___ Extracted records

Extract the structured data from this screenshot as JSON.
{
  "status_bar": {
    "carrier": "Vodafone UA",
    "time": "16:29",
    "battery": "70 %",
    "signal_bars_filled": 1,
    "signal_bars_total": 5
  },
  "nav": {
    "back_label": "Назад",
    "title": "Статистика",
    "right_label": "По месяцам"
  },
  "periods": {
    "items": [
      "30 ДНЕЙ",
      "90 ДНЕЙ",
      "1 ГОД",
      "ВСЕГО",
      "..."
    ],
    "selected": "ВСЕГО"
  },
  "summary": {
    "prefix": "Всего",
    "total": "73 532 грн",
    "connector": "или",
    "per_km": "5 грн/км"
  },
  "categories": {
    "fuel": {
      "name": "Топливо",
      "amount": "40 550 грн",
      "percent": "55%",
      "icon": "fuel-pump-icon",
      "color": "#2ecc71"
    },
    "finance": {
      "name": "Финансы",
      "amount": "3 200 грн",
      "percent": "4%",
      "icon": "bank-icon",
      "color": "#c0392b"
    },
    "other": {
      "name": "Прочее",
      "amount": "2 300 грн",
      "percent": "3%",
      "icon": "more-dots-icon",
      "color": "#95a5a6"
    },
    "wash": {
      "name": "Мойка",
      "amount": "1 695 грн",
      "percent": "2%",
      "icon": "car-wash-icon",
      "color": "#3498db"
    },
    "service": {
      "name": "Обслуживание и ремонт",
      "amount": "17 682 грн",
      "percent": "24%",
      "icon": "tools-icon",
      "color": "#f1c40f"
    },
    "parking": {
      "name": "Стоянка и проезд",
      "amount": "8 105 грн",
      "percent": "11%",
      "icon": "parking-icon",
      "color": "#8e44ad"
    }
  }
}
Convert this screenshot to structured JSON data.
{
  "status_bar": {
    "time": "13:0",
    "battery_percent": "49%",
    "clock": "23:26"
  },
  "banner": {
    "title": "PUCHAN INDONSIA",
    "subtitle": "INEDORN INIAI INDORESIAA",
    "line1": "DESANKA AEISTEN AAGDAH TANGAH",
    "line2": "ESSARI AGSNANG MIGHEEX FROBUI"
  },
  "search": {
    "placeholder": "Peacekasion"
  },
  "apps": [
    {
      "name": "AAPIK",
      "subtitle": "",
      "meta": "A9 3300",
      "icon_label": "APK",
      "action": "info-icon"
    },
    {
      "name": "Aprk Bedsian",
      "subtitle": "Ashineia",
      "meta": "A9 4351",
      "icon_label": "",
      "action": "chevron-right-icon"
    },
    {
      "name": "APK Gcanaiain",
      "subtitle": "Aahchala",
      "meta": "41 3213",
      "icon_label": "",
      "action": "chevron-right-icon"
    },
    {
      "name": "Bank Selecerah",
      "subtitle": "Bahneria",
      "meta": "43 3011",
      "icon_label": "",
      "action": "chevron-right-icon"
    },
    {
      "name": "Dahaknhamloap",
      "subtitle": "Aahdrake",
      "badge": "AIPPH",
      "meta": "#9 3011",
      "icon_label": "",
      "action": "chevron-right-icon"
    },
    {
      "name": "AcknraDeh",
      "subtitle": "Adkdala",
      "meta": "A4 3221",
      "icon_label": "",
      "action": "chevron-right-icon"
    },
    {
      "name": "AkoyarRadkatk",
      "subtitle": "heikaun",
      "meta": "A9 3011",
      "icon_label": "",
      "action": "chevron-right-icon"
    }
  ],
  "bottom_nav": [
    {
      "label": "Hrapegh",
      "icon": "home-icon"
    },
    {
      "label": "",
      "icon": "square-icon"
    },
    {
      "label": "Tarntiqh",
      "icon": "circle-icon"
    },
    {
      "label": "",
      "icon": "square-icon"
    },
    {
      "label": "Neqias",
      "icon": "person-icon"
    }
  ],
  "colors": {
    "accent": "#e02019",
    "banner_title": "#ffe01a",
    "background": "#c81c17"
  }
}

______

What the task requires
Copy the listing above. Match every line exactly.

Solution to the problem
Extract the structured data from this screenshot as JSON.
{
  "status_bar": {
    "carrier": "Vodafone UA",
    "time": "16:29",
    "battery": "70 %",
    "signal_bars_filled": 1,
    "signal_bars_total": 5
  },
  "nav": {
    "back_label": "Назад",
    "title": "Статистика",
    "right_label": "По месяцам"
  },
  "periods": {
    "items": [
      "30 ДНЕЙ",
      "90 ДНЕЙ",
      "1 ГОД",
      "ВСЕГО",
      "..."
    ],
    "selected": "ВСЕГО"
  },
  "summary": {
    "prefix": "Всего",
    "total": "73 532 грн",
    "connector": "или",
    "per_km": "5 грн/км"
  },
  "categories": {
    "fuel": {
      "name": "Топливо",
      "amount": "40 550 грн",
      "percent": "55%",
      "icon": "fuel-pump-icon",
      "color": "#2ecc71"
    },
    "finance": {
      "name": "Финансы",
      "amount": "3 200 грн",
      "percent": "4%",
      "icon": "bank-icon",
      "color": "#c0392b"
    },
    "other": {
      "name": "Прочее",
      "amount": "2 300 грн",
      "percent": "3%",
      "icon": "more-dots-icon",
      "color": "#95a5a6"
    },
    "wash": {
      "name": "Мойка",
      "amount": "1 695 грн",
      "percent": "2%",
      "icon": "car-wash-icon",
      "color": "#3498db"
    },
    "service": {
      "name": "Обслуживание и ремонт",
      "amount": "17 682 грн",
      "percent": "24%",
      "icon": "tools-icon",
      "color": "#f1c40f"
    },
    "parking": {
      "name": "Стоянка и проезд",
      "amount": "8 105 грн",
      "percent": "11%",
      "icon": "parking-icon",
      "color": "#8e44ad"
    }
  }
}
Convert this screenshot to structured JSON data.
{
  "status_bar": {
    "time": "13:0",
    "battery_percent": "49%",
    "clock": "23:26"
  },
  "banner": {
    "title": "PUCHAN INDONSIA",
    "subtitle": "INEDORN INIAI INDORESIAA",
    "line1": "DESANKA AEISTEN AAGDAH TANGAH",
    "line2": "ESSARI AGSNANG MIGHEEX FROBUI"
  },
  "search": {
    "placeholder": "Peacekasion"
  },
  "apps": [
    {
      "name": "AAPIK",
      "subtitle": "",
      "meta": "A9 3300",
      "icon_label": "APK",
      "action": "info-icon"
    },
    {
      "name": "Aprk Bedsian",
      "subtitle": "Ashineia",
      "meta": "A9 4351",
      "icon_label": "",
      "action": "chevron-right-icon"
    },
    {
      "name": "APK Gcanaiain",
      "subtitle": "Aahchala",
      "meta": "41 3213",
      "icon_label": "",
      "action": "chevron-right-icon"
    },
    {
      "name": "Bank Selecerah",
      "subtitle": "Bahneria",
      "meta": "43 3011",
      "icon_label": "",
      "action": "chevron-right-icon"
    },
    {
      "name": "Dahaknhamloap",
      "subtitle": "Aahdrake",
      "badge": "AIPPH",
      "meta": "#9 3011",
      "icon_label": "",
      "action": "chevron-right-icon"
    },
    {
      "name": "AcknraDeh",
      "subtitle": "Adkdala",
      "meta": "A4 3221",
      "icon_label": "",
      "action": "chevron-right-icon"
    },
    {
      "name": "AkoyarRadkatk",
      "subtitle": "heikaun",
      "meta": "A9 3011",
      "icon_label": "",
      "action": "chevron-right-icon"
    }
  ],
  "bottom_nav": [
    {
      "label": "Hrapegh",
      "icon": "home-icon"
    },
    {
      "label": "",
      "icon": "square-icon"
    },
    {
      "label": "Tarntiqh",
      "icon": "circle-icon"
    },
    {
      "label": "",
      "icon": "square-icon"
    },
    {
      "label": "Neqias",
      "icon": "person-icon"
    }
  ],
  "colors": {
    "accent": "#e02019",
    "banner_title": "#ffe01a",
    "background": "#c81c17"
  }
}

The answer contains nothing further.